By Julia Kossuth
As our end of the year recital approaches, a mere two and a half weeks away, it is my goal to maximize the time I have with each student so they are truly prepared for their performances. I’ve found that with only two recitals a year (Christmas and May) it can be difficult for students to maintain hard work and preparation, as there aren’t that many opportunities to play. In the upcoming months I hope to give more performance opportunities, but I’ll save that for another post!
One thing I’ve done with my kids has to do with me personally. As I’ve been adjusting to a new studio with new kids (my first school year with them) I’ve been dealing with the learning curve of how the learn and how to assign pieces to each of them. I have a tendency to go too difficult in the pieces I’ve given them, so this year for the recital I’ve decided to go on the manageable side in assigning music. This allows each student to feel confident in their piece, as well as provide us a chance to “punch up” their piece–add chords, make slight variations, explore the musical side of playing, all while learning the theory behind it.
Another thing I’ve done with my students, particularly the ones who haven’t had the best practicing record this school year, is set deadlines for progress each week, and enforce them more strictly than usual. My students have responded well to this and have risen to the occasion to prepare for the recital.
In these last two weeks of lessons, I’ll be letting my kids give me mock performances, complete with bows to be the final recital preparation for them.

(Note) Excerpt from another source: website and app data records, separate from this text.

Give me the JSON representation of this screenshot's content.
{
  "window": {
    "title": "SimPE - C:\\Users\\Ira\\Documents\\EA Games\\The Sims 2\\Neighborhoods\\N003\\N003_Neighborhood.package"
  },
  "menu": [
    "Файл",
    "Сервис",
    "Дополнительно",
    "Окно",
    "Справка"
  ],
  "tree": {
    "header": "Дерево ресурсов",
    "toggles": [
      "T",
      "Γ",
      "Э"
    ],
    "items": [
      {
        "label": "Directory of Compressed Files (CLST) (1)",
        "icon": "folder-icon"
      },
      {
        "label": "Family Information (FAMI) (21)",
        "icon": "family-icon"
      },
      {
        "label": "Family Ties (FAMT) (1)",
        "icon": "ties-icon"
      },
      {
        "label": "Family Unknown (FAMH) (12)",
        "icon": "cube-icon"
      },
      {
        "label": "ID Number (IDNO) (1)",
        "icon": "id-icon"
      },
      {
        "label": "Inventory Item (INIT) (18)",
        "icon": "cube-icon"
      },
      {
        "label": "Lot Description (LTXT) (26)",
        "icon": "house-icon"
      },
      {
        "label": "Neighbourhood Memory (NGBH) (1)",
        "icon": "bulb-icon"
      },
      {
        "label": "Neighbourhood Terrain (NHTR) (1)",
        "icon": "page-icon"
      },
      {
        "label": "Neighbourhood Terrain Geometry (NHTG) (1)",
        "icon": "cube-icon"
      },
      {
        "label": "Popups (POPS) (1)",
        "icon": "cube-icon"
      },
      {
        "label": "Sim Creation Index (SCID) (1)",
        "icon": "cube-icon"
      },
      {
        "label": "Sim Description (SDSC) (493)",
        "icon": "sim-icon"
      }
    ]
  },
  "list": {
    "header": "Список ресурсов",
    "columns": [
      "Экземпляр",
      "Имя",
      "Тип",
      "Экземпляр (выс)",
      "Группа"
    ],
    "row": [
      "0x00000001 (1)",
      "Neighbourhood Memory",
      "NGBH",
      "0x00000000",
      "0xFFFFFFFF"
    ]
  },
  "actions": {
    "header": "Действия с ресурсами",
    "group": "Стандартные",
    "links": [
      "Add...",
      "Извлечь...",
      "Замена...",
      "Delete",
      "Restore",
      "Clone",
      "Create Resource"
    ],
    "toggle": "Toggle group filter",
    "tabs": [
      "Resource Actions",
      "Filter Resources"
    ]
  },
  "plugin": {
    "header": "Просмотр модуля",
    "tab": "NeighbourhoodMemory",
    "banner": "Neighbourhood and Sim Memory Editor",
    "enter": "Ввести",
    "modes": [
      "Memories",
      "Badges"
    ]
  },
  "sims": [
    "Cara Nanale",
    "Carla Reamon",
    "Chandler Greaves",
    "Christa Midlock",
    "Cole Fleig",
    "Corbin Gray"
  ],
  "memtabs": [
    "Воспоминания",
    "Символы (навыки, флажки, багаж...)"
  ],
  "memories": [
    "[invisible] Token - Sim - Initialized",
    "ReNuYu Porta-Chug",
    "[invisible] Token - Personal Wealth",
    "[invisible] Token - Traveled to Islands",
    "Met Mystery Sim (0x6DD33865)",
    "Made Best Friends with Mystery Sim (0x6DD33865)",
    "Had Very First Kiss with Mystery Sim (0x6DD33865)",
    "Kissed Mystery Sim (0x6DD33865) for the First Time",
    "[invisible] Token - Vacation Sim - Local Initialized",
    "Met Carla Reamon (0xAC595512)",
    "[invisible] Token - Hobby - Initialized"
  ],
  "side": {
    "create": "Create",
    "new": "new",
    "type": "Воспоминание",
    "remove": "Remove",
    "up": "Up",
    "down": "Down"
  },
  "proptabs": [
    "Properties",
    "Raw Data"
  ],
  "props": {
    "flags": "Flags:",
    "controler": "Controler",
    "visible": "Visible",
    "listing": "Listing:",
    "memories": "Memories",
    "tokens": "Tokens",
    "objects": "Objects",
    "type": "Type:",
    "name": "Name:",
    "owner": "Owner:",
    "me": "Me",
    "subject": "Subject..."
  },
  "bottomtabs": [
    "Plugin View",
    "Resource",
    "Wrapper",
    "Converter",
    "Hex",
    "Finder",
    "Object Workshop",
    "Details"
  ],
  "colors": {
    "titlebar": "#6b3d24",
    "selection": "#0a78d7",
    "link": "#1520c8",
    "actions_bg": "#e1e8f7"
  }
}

With a studio of mainly elementary kids, I think these methods are part of my own learning curve, as I’ve come from teaching a studio of older students. What are some ways you approach your students in recital preparation? How do you address different ages and commitment levels? I’d love to know what strategies have worked for you!